Time well spent: Senior athletes on what they will miss most



Athletes love their sports, but they understand how difficult and time consuming those activities can be. Year after year, a long and grueling preseason is filled with challenging conditioning and repetitive technical training. But then excitement fills the air as thoughts of upcoming games and matches keep them motivated to continue working hard. However, by the middle of the season, fatigue and mental stress sets in and the desire of rest and relaxation is quite real. While the thought of being free of sports may creep into the mind during a long season, players continue to persevere, knowing the end of their high school career marks the end of their opportunity to ever play the sport they love. Athletes often become reflective of the years spent perfecting their craft, especially during their senior year. Some will miss the sport itself while others will miss the family bonds they have created throughout the years. Players realize  their years of fun and hard work are moments that will not soon be forgotten. We spoke to several senior athletes who have already finished their high school careers. They shared, their thoughts on what they will miss most about their athletic experiences.

Photo by William Gervacio
Strong team bonds are what seniors will miss the most once their high school careers come to an end.

• Will Bramel (football/basketball): “As I got older, I began to realize that sports are more than just the sport itself, especially this year in football. During state week, we visited all the elementary schools and threw a pep rally that the kids really enjoyed. Something as simple as giving them a high five seemed to make a huge impact on the kids. It is cool to be able to affect someone’s life like that just because we play sports.”

• Zack Hodge (football): “I will miss just hanging around all the guys in the locker room throughout the season. The moment I will remember the most is winning the state championship, because we worked so hard all season to accomplish that goal and winning that game made all the hard work worth it.”

• Hagan Wilburn (football): “I will miss spending time with all my brothers and hanging out with them every day of the week.”

• Kagen Jackson (football): “I will miss hanging out with all my friends because basically all of my friends play football. More specifically, I will miss football because this will be one of my last times playing on a team that means as much to me as this one does.”

• Sergio Mercado (soccer): “Sports have changed my life for the better because I have made lifelong friends who I would probably not have met if it wasn’t for sports.”
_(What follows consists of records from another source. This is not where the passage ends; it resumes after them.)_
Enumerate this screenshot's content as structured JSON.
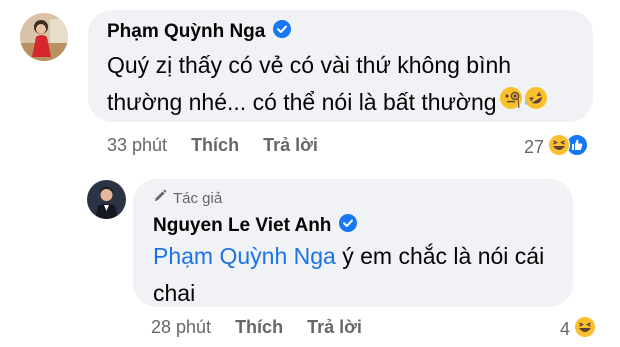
{
  "comments": [
    {
      "author": "Phạm Quỳnh Nga",
      "verified": true,
      "text_line1": "Quý zị thấy có vẻ có vài thứ không bình",
      "text_line2": "thường nhé... có thể nói là bất thường",
      "text_emojis": [
        "monocle-face",
        "rolling-laughing"
      ],
      "time": "33 phút",
      "like_label": "Thích",
      "reply_label": "Trả lời",
      "reaction_count": "27",
      "reactions": [
        "haha",
        "like"
      ]
    },
    {
      "author_badge": "Tác giả",
      "author": "Nguyen Le Viet Anh",
      "verified": true,
      "mention": "Phạm Quỳnh Nga",
      "text_line1_rest": " ý em chắc là nói cái",
      "text_line2": "chai",
      "time": "28 phút",
      "like_label": "Thích",
      "reply_label": "Trả lời",
      "reaction_count": "4",
      "reactions": [
        "haha"
      ]
    }
  ],
  "colors": {
    "bubble": "#f0f2f5",
    "verified": "#1877f2",
    "mention": "#1b74e4",
    "meta": "#65676b"
  }
}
Photo by Angela King
Seniors Maddie Bottoms and Aly Asbury celebrate years of hard work and dedication by earning a regional championship, ending their high school careers on a high note.

• Alyson Asbury (cheerleading): “I will miss being escorted back to the high school right after winning regions for my first time. I will also miss the feeling you get when you finally get the tumbling pass or stunt you have been working so hard on. All in all, the atmosphere of being with your teammates four to six days out of the week and the bond I created with them is something that will be greatly missed. I will also miss my coach, Denise Young, pushing me so hard because she knew how much potential I had in cheering.”

• Nik Ruby (soccer): “Soccer has changed my life for the better. It has taught me amazing life lessons and has given me the best high school memories that I’ll never forget.”

• Brittney Kincaid (volleyball): “I will miss playing volleyball with my team. We have made a lot of memories over the years and I have made a lot of close friends because of this sport. I will always remember the feeling after a win and will treasure how far we went this year. I am thankful for all the people I have met, and for the past four years of playing Boyle County Volleyball.”